In my work I focus on problems at the intersection of fundamental fluid dynamics and health, with a particular focus on the fundamental physical mechanisms shaping microorganisms and pathogen transport, adaptation, and evolution critical to disease transmission. The pandemic has shown clearly that we can address societal and health challenges of great magnitude only with a combination of deep disciplinary insight combined with true transdisciplinary collaboration. Nurturing, building, and achieving this fine balance of depth and synergistic exchange between fields will be a crucial responsibility of universities in the future.

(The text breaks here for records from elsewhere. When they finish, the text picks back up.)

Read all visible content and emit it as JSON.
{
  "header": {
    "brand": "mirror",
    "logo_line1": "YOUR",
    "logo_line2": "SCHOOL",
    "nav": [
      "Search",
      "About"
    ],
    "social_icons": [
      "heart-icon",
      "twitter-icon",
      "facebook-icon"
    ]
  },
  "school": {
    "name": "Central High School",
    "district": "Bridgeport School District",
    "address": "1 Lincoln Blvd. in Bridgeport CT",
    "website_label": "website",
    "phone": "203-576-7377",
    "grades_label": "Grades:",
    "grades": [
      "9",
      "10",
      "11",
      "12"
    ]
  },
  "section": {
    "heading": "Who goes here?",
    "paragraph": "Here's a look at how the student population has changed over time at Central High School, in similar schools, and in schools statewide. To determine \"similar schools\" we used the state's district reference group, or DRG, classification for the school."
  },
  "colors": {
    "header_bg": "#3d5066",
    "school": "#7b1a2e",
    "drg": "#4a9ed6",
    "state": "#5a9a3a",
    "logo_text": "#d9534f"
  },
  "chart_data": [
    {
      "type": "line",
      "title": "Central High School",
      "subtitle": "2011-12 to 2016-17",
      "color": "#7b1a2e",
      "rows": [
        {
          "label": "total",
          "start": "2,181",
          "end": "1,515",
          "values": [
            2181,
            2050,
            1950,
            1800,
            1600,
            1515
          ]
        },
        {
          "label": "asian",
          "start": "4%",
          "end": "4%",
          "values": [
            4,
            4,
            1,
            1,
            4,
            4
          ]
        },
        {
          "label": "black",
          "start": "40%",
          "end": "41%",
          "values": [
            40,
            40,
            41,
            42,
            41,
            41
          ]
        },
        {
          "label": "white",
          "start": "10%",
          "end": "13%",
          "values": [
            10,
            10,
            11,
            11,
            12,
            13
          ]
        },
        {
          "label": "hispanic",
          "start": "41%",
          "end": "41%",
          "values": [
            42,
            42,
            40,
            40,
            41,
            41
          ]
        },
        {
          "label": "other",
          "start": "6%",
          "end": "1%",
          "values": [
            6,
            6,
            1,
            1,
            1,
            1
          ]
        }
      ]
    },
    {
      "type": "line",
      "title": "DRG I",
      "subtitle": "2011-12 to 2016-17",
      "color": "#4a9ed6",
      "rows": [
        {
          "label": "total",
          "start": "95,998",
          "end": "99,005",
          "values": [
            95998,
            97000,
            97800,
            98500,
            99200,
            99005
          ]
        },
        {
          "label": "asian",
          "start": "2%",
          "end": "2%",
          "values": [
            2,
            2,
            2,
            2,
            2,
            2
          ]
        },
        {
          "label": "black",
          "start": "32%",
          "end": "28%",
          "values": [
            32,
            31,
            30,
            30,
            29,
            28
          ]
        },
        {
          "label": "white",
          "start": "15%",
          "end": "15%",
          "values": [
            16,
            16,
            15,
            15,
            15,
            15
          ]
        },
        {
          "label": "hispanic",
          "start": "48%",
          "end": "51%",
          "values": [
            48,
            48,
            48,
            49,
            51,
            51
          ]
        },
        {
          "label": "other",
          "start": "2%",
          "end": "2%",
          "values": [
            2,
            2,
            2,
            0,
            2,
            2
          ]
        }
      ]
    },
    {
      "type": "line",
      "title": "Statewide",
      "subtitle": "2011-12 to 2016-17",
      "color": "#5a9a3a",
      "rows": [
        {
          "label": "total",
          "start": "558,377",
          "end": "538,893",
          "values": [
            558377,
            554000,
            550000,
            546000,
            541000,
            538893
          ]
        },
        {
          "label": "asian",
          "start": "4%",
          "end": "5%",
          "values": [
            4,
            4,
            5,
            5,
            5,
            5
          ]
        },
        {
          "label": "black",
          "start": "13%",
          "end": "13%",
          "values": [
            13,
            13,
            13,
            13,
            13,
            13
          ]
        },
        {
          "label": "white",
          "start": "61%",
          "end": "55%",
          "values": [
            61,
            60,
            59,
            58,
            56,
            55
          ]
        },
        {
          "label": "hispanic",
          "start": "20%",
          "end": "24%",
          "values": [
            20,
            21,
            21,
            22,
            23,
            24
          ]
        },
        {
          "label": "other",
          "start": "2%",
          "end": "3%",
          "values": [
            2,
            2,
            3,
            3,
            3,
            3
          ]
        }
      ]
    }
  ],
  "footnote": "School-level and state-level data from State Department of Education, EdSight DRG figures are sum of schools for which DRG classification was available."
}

Although research grants in the US and Europe increasingly encourage interdisciplinary approaches, actual integration remains loose, in part because true integration is highly challenging in the historically siloed spheres of training and scholarship. A more promising attempt would be to build truly interdisciplinary centres/institutes focused on problem solving with depth in individual disciplines, yet with researchers from different fields working side-by-side and interacting from the very beginning of research question design; and a focus on grand challenges of infectious diseases, or the environment, for example. Such centres would not just be focused on research but would also train via mentoring and teaching; and the shared physical space would nurture truly synergistic transdisciplinary work.